The regulation of nanomaterials and nano-enabled products is a dynamic and evolving activity, due largely to the wide range of nanomaterials, nano-enabled products, and applications that are being developed and the uncertainties that are associated with defining, characterising, and appropriately testing them for efficacy and safety. Significant work is on-going in Europe, and the rest of the world, to determine the extent to which nanotechnology products and applications fall within existing regulatory frameworks, and the adequacy of these frameworks for managing potential risks.

The European Commission (EC) has undertaken two regulatory reviews on nanomaterials, assessing the adequacy and implementation of EU legislation for nanomaterials (EC, 2008; EC, 2012). Although it has been concluded that nanomaterials are in principle covered by the various existing regulatory frameworks, the EC have acknowledged that there are difficulties at the implementation level due to the lack of available safety information needed for hazard and risk assessments. As such, additional measures and guidance may be needed to support the nanomaterials industry and work is in progress to address these needs.
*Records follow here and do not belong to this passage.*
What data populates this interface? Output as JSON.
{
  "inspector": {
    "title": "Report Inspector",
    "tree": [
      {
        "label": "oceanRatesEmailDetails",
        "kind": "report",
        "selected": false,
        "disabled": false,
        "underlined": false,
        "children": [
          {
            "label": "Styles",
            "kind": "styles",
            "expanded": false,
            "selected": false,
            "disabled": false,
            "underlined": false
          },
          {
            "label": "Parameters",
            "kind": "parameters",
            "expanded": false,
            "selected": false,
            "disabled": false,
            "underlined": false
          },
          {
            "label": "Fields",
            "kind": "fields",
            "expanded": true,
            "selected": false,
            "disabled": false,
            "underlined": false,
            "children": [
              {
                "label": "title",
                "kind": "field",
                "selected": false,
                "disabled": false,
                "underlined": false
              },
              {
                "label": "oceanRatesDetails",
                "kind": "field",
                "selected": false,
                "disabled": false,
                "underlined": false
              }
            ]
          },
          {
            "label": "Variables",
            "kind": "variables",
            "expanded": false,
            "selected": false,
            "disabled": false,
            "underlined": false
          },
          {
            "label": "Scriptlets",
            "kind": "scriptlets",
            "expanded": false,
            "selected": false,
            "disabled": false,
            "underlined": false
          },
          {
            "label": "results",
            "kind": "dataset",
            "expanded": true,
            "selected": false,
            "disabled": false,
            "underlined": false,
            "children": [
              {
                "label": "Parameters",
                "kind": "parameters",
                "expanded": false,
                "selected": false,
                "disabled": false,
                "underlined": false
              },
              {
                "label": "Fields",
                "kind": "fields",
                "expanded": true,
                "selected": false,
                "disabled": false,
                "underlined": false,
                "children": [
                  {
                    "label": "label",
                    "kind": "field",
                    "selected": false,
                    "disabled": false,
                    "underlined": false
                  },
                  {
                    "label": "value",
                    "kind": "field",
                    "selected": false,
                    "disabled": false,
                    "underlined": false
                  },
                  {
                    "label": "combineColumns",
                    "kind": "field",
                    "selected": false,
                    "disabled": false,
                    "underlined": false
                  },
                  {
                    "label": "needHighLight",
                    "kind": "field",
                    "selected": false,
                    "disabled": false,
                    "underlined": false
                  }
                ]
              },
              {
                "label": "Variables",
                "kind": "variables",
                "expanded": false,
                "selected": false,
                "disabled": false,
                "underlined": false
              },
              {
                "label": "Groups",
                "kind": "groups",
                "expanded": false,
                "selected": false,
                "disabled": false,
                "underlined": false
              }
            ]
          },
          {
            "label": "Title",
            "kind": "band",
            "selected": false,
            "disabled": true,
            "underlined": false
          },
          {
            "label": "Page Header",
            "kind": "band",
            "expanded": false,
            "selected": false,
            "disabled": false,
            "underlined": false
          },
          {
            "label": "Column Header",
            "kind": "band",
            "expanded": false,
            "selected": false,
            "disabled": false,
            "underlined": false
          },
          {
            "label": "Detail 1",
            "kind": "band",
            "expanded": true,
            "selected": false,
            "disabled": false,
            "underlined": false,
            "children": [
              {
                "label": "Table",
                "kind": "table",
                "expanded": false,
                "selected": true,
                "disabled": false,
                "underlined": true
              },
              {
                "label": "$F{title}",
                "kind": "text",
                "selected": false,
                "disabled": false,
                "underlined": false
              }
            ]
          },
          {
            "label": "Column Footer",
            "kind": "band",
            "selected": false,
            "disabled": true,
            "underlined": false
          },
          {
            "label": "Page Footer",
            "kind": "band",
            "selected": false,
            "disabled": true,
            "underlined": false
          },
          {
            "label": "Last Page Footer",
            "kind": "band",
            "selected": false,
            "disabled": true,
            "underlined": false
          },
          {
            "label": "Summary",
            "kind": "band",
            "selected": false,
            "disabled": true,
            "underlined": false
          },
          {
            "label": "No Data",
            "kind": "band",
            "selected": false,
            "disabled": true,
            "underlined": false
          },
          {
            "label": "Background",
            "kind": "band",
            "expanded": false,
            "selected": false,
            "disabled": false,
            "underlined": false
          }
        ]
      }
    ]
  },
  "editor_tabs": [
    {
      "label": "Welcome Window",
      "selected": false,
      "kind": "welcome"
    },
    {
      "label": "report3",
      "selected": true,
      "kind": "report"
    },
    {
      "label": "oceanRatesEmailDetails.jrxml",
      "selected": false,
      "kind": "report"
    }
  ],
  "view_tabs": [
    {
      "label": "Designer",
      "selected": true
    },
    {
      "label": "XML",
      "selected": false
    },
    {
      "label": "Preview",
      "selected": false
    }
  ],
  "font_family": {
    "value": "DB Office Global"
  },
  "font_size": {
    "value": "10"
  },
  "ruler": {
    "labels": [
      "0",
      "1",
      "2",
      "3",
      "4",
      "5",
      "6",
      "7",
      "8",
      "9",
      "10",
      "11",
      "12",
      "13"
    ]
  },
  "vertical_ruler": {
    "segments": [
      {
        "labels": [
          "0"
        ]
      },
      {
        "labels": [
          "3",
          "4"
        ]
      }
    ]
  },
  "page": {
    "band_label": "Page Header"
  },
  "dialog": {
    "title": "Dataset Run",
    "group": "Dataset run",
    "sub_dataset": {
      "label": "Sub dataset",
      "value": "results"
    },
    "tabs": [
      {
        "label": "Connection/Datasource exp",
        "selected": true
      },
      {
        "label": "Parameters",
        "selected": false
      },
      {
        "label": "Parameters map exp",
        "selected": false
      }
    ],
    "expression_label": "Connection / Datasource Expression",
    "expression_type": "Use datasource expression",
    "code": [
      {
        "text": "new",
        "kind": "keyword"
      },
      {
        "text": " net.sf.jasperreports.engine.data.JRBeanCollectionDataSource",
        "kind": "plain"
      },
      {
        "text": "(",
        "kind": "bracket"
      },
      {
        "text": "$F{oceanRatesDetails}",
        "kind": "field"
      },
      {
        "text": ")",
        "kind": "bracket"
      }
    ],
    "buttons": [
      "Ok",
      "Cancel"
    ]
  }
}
Specific provisions on nanomaterials have been introduced into several consumer product legislations, including for biocides, cosmetics, food and food contact materials, and modification of the annexes of the European Chemicals Regulation ‘REACH’ is under consideration.

Further information about regulatory aspects for nanomaterials is available on our Knowledge pages highlighting, where applicable, any nano-specific considerations across the following subject areas: substances and products; environment; and worker protection.

SAFENANO can provide a range of bespoke services to help identify and address regulatory obligations for your nanomaterials and nano-enabled products. For further information, please contact us.

Did you know?

MWCNT-7 is classified by IARC as ‘possibly carcinogenic to humans’ (Group 2B).